If the moral reaction is genuinely about the stealing of the “art”, and not the moment these re-hashed images are available for trade as a store of value, store your own value first. The theft is thereafter immediately provable, and devalued for future NFT status, as the sale/ownership of the original can be proven. If one wants to mutilate the original with photoshop/crayons and call it “art” then one has to own the original pixels first; create the piece’s digital provenance.
@PokerPaint did steal from the photographers… but I feel like they were living in a ground-floor flat in the middle of a busy city centre and left their windows and doors open. If you’ve ever lived in that kind of space, you know what the copper’s face would look like if you told him you went out and left every door and window open and are now complaining your laptop’s gone.
It does sound like victim blaming, it probably is, but it’s not like @PokerPaint’s actions had to be, or were, sly. He’s not been creeping about in your hard drives. He didn’t scam you into sharing a screenshot of your account to start speed-selling your previously secure digital assets.
I agree that @PokerPaint stole those images, but I see he did it in the open, and irrespective of what the law says, it is a very common culture to take people’s images from google and do what you want with them. He appears to have grossly underestimated the level of negative reaction he would receive from his most obvious sales demographic.

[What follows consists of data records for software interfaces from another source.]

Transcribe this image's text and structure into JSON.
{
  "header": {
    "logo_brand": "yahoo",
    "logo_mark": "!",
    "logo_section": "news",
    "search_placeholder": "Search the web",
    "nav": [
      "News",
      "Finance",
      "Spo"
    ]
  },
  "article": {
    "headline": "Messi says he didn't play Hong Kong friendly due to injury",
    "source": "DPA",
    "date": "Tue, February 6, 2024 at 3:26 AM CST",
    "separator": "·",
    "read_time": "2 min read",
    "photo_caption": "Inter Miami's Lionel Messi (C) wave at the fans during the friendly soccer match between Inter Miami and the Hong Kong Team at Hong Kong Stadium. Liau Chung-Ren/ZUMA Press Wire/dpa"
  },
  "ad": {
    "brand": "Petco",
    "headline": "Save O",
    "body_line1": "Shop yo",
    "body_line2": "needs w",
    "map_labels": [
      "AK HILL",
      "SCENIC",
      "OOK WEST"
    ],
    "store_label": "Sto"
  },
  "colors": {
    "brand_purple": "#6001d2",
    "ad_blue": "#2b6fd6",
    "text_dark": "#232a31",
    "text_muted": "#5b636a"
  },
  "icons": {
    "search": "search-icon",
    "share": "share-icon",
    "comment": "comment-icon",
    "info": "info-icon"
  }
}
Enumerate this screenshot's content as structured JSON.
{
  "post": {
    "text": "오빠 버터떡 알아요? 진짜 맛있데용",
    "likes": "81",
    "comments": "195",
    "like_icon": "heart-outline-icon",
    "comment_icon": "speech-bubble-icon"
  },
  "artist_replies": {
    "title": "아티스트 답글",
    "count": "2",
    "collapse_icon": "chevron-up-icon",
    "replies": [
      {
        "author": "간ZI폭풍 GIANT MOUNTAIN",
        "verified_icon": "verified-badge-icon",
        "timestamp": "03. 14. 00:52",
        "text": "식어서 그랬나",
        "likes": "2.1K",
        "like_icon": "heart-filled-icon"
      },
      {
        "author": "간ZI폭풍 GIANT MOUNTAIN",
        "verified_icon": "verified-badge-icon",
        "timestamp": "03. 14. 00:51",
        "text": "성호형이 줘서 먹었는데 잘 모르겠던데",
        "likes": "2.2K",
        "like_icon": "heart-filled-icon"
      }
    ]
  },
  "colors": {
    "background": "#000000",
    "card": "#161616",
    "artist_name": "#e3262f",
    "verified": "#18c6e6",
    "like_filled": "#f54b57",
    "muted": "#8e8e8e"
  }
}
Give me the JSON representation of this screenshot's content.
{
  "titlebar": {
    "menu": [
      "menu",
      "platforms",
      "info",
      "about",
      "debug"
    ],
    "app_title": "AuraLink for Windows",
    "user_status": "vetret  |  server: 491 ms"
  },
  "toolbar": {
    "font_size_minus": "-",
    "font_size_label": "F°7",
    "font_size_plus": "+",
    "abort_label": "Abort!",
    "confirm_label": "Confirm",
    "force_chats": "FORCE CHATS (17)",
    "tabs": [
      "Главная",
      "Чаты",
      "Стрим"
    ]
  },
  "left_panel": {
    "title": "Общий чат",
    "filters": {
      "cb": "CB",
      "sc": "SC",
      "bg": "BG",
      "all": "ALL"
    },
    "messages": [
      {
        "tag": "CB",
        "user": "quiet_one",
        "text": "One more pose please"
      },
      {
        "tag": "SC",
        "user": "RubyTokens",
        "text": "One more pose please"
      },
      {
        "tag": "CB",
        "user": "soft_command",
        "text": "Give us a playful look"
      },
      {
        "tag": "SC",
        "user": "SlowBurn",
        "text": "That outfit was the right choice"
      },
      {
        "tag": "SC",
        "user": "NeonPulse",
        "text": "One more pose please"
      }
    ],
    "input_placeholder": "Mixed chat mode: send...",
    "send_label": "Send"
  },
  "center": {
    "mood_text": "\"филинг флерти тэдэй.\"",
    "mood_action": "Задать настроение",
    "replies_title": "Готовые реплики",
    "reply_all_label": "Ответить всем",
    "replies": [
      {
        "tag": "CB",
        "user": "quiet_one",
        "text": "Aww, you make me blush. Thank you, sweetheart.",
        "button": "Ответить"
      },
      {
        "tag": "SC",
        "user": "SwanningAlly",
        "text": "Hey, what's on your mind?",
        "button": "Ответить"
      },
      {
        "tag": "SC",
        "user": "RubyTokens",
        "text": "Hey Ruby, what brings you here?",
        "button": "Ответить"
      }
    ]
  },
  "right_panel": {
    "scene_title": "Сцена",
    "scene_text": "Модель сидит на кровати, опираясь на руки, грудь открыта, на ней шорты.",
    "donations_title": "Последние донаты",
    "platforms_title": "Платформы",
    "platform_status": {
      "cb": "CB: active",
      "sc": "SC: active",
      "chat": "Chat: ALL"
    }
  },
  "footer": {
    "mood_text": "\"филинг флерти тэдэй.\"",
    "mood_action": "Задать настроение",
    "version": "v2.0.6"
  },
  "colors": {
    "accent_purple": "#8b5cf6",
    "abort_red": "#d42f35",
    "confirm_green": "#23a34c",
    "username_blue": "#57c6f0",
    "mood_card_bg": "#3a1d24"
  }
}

Or he didn’t, but figured it was his best shot at cheap marketing.
We can all scream moral outrage, but I am convinced public outrage is not necessarily an indicator of artwork being impossible to sell, by any channel. If the right people perceive any image as “art” and want to buy them, they will.
NFTs mark the age of a new, modern and hyper-technological way to piss resources up the wall and call it “art”, well done, our species.
This question could keep one up at night, the virtue and morality of having works of art with so much value, but again, that’s a question that precedes (causes?) the crime of stealing art.
The reason I’ve been struggling with this question, the reason for my ambivalence, is that I can’t be outraged at @PokerPaint for stealing art for his own purposes, because it would be hypocritical, I’ve done it myself, from memes to the header for this blog. I have consistently participated in the culture of stealing people’s original concepts by sharing altered images and videos around.
I have to be outraged that someone would try to, or succeed in, making money from stealing the art, because I’ve never done that.
Or I’ve never been caught doing that.
I think what @PokerPaint has done does constitute theft, but I can’t say I’m a poker player and blame a guy for trying to exploit a leak. We can’t blame one guy for a much wider problem that will only get worse. Anything that can be stored as a digital multimedia file can be an NFT, and if I tweak your original image/video/audio file, it’s a new file. Logically no format creator is safe from this type of theft now or in the future unless technology can be established to protect the work. The law can’t keep up, and costs everyone, except the lawyers, money.
@PokerPaint stole the beautiful poker images, but, photographers, maybe you aren’t close enough to the wider culture of digital art. If you’re making art for art’s sake, you’re doing a great job, but if you want to secure a piece of all future revenue on derivative digital art in a digital age, you probably need to sharpen up.